[Start of Attachment]

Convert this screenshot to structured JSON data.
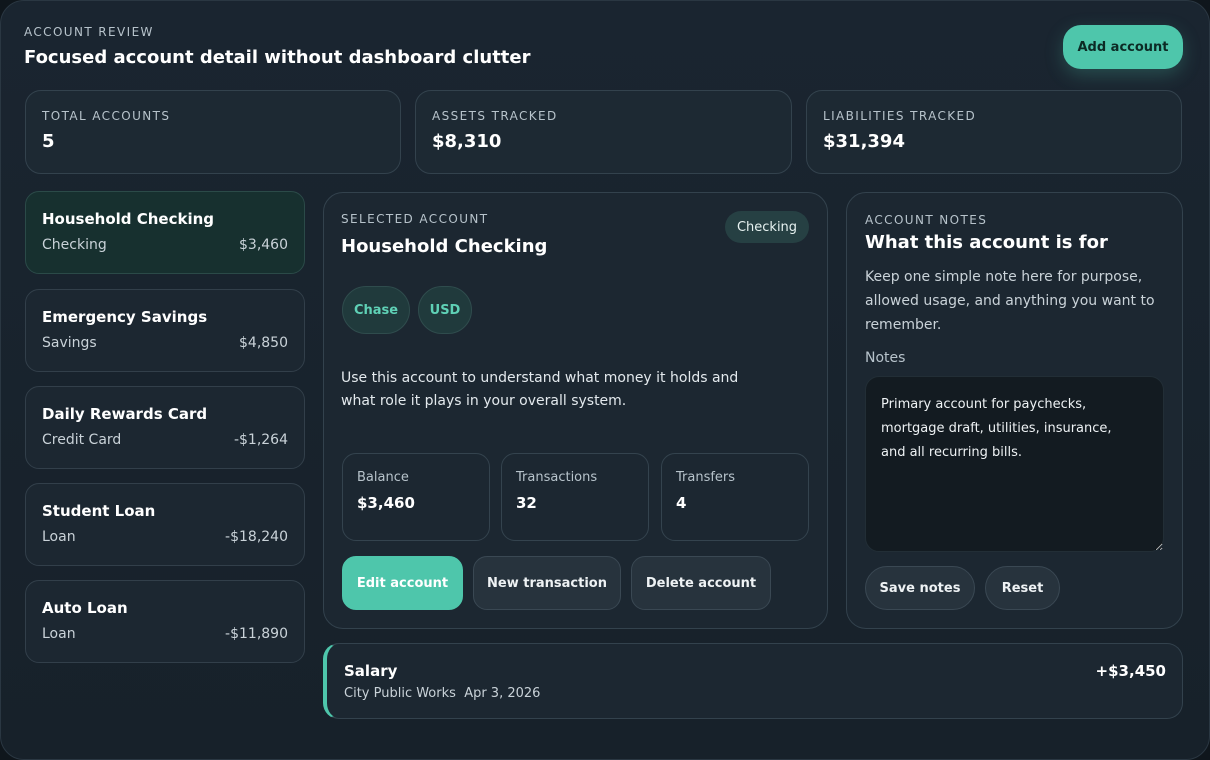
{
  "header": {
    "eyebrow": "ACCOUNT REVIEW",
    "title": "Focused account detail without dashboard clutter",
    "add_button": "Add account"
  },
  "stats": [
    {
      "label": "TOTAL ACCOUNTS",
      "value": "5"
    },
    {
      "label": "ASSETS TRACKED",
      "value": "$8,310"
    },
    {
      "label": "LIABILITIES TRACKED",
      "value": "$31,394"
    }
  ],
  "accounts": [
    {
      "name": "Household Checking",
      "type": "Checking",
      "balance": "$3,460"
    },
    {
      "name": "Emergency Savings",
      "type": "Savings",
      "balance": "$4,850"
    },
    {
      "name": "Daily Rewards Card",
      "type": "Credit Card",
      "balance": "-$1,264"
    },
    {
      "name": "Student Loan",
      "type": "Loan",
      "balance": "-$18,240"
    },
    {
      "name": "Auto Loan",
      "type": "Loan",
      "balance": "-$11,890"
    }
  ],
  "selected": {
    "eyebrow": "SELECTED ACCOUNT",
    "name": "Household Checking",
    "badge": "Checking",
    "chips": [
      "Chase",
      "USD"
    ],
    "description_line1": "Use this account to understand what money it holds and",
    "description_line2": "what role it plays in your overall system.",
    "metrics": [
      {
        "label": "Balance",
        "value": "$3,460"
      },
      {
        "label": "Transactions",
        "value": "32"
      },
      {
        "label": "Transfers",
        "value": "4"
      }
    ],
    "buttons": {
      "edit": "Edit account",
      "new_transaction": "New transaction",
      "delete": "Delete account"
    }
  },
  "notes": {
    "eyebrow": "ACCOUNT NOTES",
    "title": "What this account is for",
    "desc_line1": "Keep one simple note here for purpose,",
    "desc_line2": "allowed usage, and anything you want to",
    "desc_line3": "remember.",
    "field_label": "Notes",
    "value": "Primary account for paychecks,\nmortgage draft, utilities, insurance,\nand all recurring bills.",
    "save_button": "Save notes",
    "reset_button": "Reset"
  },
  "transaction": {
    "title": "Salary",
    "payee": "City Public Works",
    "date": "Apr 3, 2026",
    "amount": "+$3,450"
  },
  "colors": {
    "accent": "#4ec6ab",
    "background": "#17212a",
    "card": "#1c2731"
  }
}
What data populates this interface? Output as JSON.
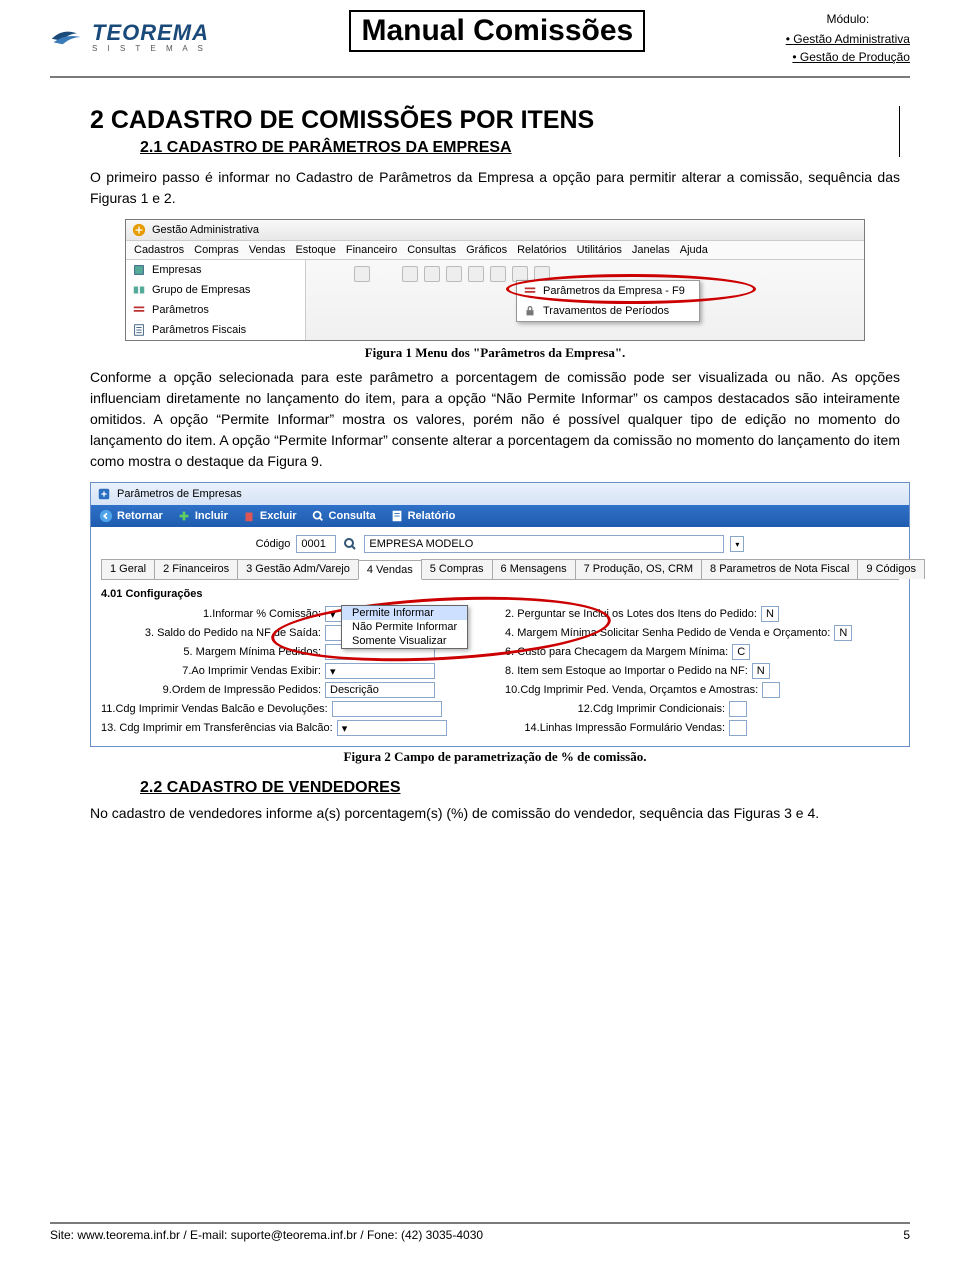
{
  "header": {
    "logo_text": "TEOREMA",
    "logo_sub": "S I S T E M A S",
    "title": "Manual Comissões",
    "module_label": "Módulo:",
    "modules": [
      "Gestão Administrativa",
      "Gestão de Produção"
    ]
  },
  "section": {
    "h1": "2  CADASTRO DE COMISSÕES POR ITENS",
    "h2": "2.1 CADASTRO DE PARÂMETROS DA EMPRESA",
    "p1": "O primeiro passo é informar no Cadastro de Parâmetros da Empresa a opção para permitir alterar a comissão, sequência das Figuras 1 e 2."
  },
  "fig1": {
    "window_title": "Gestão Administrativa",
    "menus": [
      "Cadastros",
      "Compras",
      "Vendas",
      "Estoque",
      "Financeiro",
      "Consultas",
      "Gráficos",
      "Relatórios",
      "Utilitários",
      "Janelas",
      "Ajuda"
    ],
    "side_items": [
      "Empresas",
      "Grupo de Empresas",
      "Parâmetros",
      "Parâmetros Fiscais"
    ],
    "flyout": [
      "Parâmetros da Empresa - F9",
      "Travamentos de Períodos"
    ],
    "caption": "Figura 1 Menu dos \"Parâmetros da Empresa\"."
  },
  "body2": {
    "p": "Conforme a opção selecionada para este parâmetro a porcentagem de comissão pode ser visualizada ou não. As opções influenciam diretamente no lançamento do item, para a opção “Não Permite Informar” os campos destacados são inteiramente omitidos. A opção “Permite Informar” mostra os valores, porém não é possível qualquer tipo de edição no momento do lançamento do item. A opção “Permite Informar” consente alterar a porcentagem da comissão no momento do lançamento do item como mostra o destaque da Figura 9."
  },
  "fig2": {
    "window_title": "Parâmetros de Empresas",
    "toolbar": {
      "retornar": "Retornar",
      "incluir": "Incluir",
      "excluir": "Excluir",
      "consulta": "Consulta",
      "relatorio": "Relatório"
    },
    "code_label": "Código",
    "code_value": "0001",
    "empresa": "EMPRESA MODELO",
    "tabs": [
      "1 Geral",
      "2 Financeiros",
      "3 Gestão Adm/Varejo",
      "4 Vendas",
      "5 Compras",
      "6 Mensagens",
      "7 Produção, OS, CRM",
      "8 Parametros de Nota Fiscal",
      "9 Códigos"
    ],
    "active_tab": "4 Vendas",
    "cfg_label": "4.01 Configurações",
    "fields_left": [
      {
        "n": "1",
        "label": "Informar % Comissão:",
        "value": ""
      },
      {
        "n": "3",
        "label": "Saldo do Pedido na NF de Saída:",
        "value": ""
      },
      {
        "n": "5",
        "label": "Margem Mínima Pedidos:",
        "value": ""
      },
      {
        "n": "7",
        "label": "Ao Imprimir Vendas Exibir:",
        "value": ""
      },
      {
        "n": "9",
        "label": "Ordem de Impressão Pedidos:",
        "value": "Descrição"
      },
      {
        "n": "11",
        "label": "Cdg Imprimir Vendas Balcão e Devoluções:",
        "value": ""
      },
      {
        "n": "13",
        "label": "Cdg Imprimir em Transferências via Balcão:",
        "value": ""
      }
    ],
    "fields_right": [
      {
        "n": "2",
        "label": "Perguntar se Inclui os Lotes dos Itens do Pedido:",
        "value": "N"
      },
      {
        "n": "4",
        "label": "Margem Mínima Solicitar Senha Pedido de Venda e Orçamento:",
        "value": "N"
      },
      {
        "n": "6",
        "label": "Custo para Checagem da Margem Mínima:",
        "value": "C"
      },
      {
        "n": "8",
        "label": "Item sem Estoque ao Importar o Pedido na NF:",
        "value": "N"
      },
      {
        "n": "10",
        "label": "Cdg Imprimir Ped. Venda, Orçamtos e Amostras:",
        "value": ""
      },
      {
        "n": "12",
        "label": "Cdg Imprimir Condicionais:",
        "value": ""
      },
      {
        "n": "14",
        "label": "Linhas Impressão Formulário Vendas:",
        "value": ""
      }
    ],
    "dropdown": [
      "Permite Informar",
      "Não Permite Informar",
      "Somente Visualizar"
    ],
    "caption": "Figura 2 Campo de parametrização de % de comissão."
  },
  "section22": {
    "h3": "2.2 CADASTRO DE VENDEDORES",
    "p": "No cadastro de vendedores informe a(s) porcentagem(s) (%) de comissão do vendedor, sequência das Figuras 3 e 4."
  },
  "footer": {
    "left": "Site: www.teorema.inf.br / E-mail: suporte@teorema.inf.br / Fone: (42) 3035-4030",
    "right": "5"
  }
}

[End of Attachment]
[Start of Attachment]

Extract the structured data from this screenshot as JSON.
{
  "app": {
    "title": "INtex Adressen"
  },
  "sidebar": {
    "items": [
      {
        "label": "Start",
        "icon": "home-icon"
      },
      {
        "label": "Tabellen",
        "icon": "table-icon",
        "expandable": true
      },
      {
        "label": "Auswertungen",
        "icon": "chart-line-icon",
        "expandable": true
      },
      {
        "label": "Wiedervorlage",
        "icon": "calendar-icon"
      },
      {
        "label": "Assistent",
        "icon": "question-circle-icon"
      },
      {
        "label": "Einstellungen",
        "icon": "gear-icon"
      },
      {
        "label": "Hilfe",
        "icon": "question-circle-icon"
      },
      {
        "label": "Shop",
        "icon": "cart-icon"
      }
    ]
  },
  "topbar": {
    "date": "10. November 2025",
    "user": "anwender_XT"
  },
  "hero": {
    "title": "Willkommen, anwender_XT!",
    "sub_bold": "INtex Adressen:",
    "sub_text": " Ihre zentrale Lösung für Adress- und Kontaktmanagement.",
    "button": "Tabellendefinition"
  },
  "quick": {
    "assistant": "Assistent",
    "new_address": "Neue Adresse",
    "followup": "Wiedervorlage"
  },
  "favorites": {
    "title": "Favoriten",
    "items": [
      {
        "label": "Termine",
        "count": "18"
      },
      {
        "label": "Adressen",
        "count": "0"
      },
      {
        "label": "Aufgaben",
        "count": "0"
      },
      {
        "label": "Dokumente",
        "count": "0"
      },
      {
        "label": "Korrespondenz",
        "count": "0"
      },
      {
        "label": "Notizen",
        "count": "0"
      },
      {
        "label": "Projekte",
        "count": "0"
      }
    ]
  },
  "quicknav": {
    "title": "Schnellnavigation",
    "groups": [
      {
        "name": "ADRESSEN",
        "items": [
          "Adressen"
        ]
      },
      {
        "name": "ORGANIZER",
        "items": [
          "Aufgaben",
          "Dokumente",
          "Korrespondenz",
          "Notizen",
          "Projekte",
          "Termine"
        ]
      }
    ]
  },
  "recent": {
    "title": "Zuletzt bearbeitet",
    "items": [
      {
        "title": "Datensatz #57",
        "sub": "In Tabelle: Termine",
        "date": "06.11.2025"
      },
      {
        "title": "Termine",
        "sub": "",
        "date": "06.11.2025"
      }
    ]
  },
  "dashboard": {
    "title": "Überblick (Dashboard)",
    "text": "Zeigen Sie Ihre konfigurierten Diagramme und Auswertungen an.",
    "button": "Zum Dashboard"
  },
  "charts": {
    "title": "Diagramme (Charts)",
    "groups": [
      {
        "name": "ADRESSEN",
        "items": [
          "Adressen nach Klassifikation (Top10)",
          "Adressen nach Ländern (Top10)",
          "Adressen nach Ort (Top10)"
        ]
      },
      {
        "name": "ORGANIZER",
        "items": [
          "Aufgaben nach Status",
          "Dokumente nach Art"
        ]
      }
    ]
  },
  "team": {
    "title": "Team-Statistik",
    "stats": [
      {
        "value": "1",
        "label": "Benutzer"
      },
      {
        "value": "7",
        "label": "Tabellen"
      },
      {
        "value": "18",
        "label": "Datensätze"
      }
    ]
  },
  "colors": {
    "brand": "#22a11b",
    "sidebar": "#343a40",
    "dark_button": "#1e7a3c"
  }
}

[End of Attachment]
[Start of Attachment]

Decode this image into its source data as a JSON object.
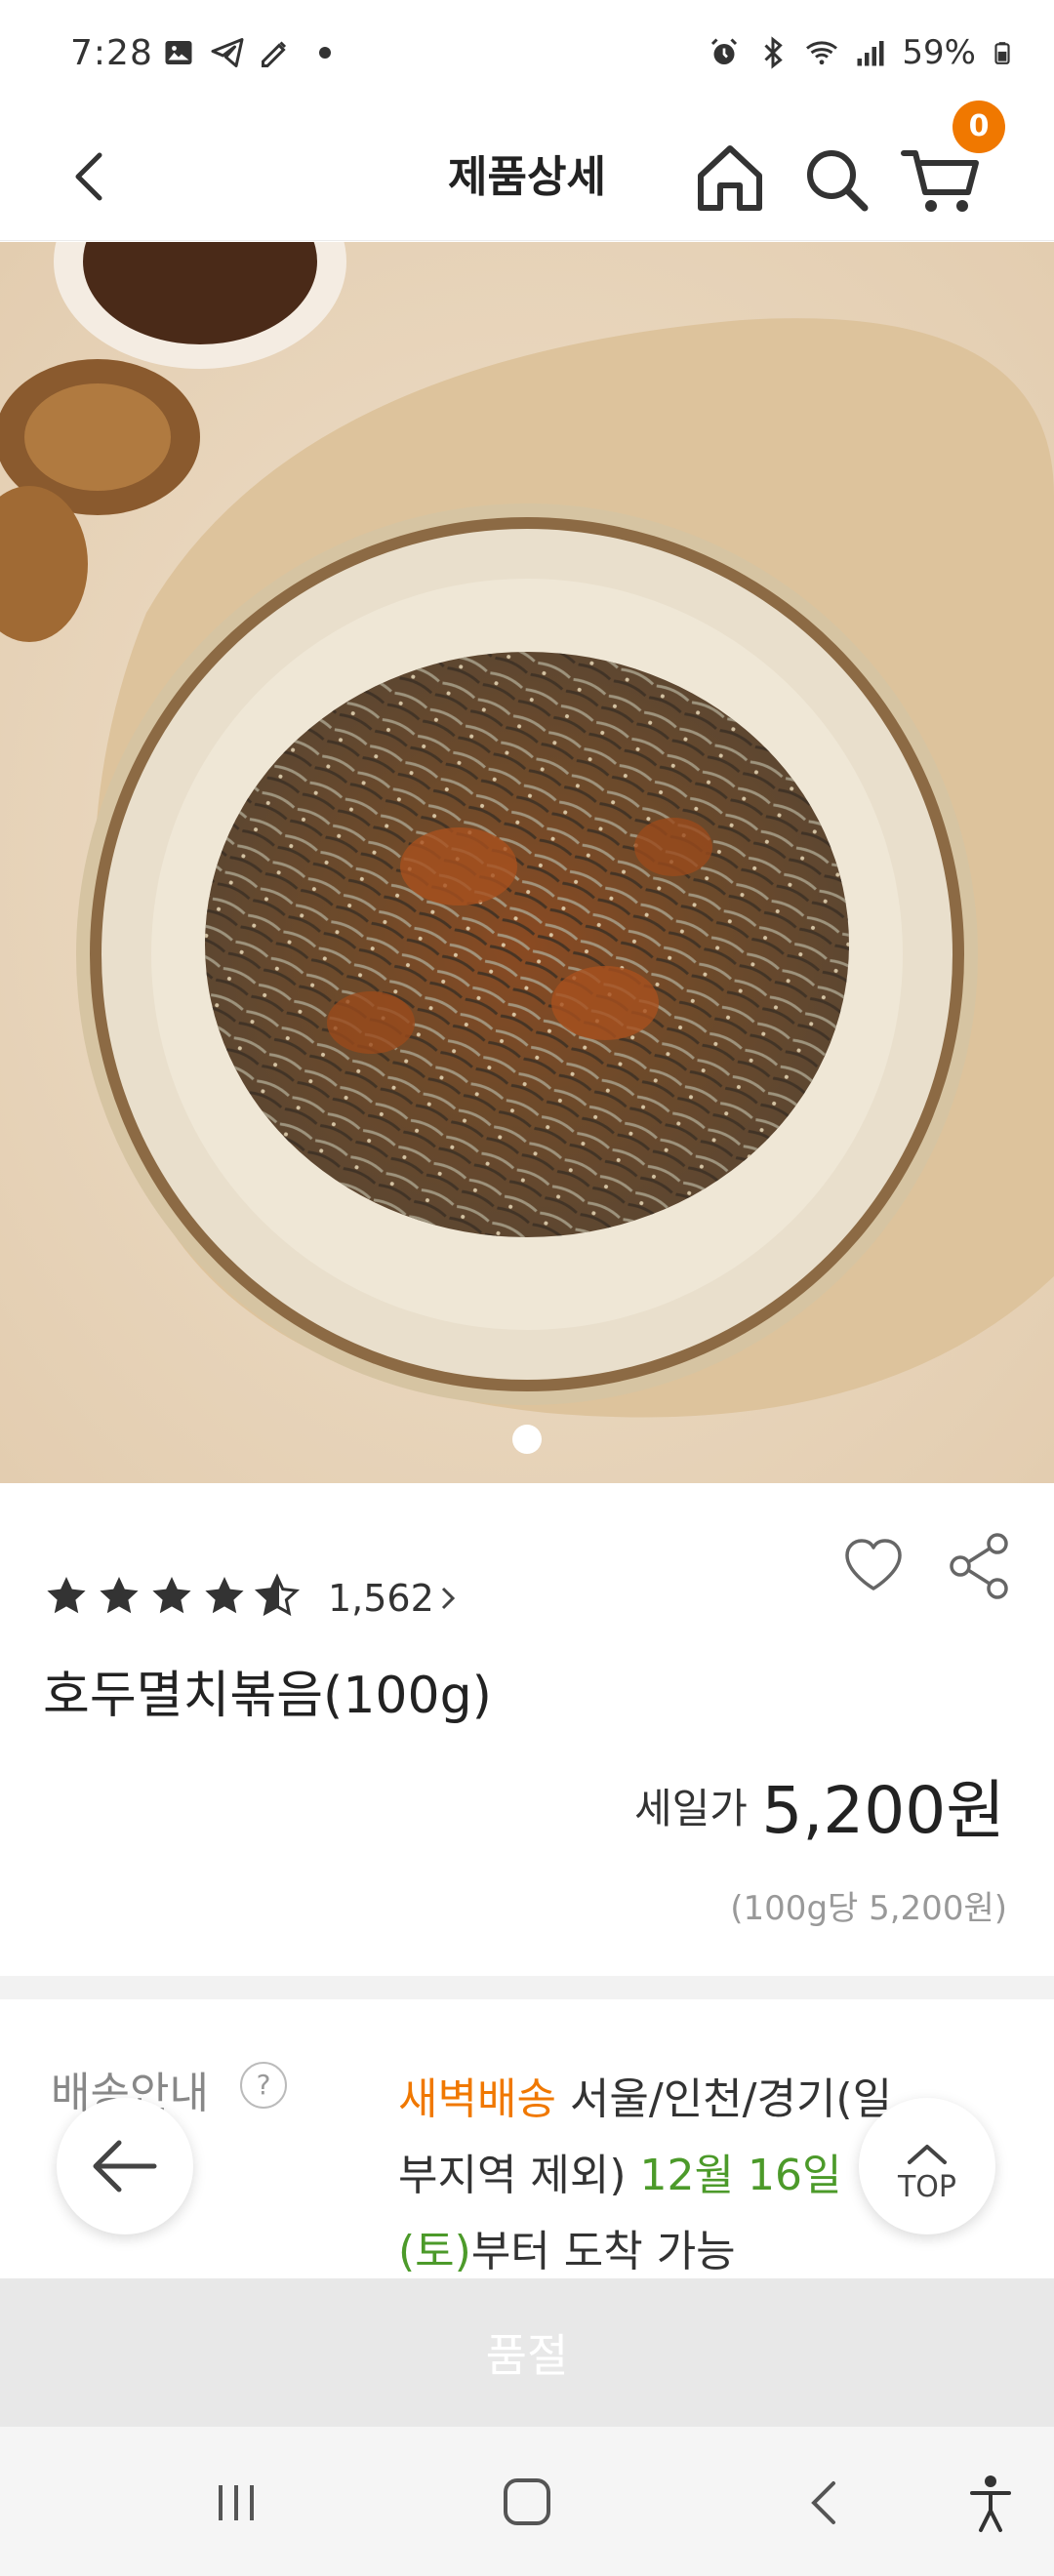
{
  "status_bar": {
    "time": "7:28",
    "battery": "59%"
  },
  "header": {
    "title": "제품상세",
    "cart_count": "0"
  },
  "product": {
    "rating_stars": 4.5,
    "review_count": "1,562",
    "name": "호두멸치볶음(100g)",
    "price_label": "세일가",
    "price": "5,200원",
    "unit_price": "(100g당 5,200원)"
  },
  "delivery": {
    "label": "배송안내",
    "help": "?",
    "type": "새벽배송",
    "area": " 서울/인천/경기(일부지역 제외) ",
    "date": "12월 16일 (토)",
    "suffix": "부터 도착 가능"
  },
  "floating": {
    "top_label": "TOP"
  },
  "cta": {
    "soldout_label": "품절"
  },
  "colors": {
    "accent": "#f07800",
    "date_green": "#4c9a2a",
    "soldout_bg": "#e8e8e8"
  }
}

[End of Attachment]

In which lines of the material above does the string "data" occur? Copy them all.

REPLY.
Convert this screenshot to structured JSON data.
What data populates this interface? Output as JSON.
Extract the structured data from this screenshot as JSON.
Decode this image into its source data as a JSON object.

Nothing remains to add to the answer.